One common definition is that technical diving is everything beyond recreational diving. This is a good starting point but does have a few problems. First of all, different organisations have different limits for what constitutes recreational diving. For example, some organisations do not allow decompression diving within the limits of recreational diving whilst other organisations do. A second problem in defining technical diving as everything beyond recreational diving is that the dividing line between the two is not fixed. For example in the early 1980’s, Nitrox was considered to be firmly in the technical diving area. It was thought to be too risky for use by recreational divers. Yet over the last twenty years, Nitrox has become much more widely accepted, and today, when used correctly, is recognised as offering significant safety benefits for all divers.
Another definition is that technical diving is the type of diving that is at the leading edge of the sport, or the type of diving that is carried out by the pioneers. This is another appealing definition but suffers from some of the same problems as the previous ones. Where do we draw the line between the leading edge and mainstream but adventurous diving?
So, we can see that a firm definition of what constitutes technical diving is difficult to pin down. Despite this, it is usually easy to recognise it when we see it. Furthermore, it is clear that there are certain aspects that we can use to identify technical rather than recreational diving.

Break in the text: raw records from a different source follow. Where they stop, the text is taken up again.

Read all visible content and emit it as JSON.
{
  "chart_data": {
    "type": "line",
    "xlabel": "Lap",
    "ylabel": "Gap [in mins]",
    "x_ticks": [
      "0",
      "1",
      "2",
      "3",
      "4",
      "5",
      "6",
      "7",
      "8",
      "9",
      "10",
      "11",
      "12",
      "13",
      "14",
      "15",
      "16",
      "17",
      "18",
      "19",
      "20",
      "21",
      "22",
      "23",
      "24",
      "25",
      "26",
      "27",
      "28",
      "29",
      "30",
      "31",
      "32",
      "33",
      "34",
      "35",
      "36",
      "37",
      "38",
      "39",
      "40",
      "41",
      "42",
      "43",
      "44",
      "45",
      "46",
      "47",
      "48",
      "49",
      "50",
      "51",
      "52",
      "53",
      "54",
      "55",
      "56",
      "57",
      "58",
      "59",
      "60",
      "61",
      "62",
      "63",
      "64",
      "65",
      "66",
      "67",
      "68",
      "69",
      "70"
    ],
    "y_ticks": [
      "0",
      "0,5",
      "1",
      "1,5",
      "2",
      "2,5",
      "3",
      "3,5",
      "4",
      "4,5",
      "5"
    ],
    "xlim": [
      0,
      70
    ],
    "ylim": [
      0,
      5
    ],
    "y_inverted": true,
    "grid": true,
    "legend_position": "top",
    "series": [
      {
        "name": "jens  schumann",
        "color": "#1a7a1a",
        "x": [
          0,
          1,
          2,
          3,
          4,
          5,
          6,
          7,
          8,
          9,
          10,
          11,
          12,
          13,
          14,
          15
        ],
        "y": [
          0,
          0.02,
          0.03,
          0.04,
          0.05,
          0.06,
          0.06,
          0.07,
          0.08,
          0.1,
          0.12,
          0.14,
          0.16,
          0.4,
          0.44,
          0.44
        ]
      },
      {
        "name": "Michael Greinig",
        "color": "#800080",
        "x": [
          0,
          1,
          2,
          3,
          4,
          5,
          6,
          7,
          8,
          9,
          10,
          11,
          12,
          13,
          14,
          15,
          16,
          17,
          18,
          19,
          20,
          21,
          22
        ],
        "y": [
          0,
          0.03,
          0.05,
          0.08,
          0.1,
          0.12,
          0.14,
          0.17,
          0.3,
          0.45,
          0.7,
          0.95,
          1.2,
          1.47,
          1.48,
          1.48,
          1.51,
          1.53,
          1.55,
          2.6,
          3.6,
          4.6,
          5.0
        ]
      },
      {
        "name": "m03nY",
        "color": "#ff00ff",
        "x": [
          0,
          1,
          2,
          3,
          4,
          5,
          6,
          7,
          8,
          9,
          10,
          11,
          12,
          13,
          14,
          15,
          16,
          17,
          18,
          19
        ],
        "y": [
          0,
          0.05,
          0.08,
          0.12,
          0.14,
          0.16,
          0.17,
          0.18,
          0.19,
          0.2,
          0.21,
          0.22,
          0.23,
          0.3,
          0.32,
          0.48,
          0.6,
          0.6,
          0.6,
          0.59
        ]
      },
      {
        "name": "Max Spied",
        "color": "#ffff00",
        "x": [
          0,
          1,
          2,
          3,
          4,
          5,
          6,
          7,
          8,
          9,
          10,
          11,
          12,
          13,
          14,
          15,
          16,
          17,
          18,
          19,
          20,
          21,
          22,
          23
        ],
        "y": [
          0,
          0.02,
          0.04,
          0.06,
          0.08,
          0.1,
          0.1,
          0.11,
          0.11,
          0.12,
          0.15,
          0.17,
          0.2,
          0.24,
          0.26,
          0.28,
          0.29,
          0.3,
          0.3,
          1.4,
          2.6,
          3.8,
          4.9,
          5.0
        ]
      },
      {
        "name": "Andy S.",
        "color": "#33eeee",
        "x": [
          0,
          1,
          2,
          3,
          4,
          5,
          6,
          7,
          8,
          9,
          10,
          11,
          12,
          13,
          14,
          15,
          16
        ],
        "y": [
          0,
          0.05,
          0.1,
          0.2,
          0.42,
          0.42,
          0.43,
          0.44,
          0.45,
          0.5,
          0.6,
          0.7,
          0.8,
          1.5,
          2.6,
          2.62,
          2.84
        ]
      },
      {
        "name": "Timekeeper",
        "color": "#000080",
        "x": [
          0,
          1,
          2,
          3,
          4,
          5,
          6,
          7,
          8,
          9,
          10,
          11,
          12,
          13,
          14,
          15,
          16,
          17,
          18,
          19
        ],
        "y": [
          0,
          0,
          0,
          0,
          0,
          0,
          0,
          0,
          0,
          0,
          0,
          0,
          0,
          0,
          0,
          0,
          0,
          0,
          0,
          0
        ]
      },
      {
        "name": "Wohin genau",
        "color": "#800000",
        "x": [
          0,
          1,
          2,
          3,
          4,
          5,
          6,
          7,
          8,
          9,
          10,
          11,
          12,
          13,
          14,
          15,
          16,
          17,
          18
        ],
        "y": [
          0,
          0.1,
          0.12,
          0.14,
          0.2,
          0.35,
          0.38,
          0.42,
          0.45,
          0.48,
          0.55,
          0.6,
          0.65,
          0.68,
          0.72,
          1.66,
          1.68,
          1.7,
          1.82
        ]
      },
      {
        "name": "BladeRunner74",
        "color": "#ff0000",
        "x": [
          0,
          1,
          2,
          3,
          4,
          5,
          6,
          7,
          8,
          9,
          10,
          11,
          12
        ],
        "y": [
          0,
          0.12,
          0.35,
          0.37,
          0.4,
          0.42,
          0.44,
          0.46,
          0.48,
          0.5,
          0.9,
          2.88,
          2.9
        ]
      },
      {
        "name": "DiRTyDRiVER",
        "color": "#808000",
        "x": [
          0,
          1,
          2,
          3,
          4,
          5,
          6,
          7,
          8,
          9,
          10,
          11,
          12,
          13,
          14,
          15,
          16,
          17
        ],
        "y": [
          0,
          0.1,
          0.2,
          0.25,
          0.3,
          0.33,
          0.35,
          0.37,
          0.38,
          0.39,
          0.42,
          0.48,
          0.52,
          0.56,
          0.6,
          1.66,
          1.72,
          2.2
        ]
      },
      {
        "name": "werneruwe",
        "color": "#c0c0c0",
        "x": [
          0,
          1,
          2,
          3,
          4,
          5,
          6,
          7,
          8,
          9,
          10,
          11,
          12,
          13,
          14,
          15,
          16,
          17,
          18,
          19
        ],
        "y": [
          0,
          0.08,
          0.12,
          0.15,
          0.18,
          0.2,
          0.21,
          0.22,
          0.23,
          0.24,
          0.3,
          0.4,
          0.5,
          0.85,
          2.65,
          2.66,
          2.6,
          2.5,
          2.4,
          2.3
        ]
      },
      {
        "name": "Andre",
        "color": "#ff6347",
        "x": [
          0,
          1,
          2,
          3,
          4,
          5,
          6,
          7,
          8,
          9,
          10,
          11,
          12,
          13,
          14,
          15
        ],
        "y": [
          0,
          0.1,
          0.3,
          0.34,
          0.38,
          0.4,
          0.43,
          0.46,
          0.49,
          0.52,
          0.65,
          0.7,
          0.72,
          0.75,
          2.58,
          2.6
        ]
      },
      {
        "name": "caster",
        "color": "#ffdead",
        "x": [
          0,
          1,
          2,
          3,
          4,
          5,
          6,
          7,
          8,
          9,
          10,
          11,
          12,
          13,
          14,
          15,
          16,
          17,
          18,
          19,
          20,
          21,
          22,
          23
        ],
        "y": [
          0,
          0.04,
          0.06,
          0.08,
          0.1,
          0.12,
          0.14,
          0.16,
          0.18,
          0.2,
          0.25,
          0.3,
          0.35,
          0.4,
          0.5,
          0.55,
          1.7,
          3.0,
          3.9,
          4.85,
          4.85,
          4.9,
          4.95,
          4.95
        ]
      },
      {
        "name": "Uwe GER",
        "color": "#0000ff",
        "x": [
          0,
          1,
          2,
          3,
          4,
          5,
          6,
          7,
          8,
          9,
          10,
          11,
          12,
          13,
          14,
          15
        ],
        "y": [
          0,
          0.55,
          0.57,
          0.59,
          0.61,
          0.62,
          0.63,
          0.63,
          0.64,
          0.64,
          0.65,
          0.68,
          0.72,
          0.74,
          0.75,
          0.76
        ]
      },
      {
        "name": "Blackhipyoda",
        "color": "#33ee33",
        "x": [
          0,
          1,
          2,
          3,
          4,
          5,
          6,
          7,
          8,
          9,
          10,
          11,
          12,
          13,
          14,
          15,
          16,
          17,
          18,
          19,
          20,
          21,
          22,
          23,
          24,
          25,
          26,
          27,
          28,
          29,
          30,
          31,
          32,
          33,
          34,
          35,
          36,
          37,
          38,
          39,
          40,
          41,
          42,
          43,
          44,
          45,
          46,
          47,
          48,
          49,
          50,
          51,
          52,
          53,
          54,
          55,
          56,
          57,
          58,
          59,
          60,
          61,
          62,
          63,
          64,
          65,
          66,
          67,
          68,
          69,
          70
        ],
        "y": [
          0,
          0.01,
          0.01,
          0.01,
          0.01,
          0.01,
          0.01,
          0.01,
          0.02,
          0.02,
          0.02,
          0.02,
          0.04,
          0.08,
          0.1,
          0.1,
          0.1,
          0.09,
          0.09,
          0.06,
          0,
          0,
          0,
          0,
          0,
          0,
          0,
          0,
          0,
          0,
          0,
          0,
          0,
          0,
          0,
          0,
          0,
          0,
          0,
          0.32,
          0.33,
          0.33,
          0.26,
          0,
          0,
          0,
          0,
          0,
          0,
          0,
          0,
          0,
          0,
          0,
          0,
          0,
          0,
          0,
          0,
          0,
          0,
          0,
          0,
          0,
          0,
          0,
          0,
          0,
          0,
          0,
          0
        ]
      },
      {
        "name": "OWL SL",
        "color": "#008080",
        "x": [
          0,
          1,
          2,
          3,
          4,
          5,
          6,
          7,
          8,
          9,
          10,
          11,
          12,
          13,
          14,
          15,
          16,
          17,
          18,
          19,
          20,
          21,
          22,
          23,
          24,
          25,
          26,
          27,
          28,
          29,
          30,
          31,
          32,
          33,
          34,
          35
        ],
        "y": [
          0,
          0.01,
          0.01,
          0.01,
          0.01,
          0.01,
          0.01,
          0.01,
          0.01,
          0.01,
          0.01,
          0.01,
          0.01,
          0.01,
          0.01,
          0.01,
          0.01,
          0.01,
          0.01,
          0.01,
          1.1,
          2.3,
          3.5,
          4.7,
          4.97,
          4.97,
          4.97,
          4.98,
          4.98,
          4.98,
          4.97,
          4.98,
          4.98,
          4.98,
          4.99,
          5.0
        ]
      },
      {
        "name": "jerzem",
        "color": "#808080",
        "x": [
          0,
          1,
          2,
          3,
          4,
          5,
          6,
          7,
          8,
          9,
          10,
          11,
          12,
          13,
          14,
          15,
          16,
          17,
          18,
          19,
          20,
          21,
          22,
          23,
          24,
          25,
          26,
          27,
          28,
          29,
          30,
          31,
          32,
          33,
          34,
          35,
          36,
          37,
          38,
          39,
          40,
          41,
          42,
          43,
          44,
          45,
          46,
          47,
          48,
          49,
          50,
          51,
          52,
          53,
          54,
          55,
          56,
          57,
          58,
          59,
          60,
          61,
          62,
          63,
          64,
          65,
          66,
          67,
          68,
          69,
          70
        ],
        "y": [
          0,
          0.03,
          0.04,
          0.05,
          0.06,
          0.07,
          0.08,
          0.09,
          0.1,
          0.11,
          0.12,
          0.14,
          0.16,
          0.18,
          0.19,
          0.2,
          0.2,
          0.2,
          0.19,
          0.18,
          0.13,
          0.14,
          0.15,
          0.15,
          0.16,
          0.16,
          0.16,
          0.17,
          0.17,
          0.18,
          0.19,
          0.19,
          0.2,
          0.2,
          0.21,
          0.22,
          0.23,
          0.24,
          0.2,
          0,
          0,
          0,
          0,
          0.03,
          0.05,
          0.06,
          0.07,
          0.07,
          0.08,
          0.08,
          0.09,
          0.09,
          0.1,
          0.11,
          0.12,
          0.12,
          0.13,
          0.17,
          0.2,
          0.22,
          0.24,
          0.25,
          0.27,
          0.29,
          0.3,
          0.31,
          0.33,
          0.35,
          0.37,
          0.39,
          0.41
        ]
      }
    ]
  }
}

Dives to depths greater than those found in recreational diving, or involving significantly longer dive times, are typical in the field of technical diving. Dives are undertaken to considerably greater depths than the recreational limit of 40m. Depths of 50m to 100m are not uncommon, with many dives greater than 100m or even 200m. This inevitably means that technical diving is decompression diving. However, not all decompression diving is necessarily technical diving, as some recreational agencies do allow limited decompression.
In recreational diving, we often hear the term ‘no-decompression dive’. In reality, there is no such thing, as all dives require decompression to some extent. It may be that during the ascent, sufficient decompression occurs and no decompression stop is required, but we have still been decompressing during this ascent and will continue to decompress on the surface for a number of hours afterwards. This is why ascent rates and safety stops are essential, as they allow enough time to decompress during the ascent. So, rather than refer to a dive where we do not need to make mandatory decompression stops as a ‘no-deco’ dive, we can more accurately refer to it as a no-stop dive. Once we exceed the no-stop time, we cannot ascend directly to the surface without risking decompression illness.
Decompression stops are carried out at certain depths to allow the excess nitrogen in the body to reduce to a level where it is safe to continue on to the surface. Effective buoyancy control and the ability to hold decompression stops accurately are essential before any diver considers carrying out decompression diving.
With longer decompression times, it is common for technical divers to carry more than one breathing mix. In addition to back gas carried in large cylinders mounted—not surprisingly—on their back, they will also carry one or more deco gases. These are rich nitrox mixes, which will speed up the decompression. This is known as accelerated decompression and can make a significant difference to the amount of ...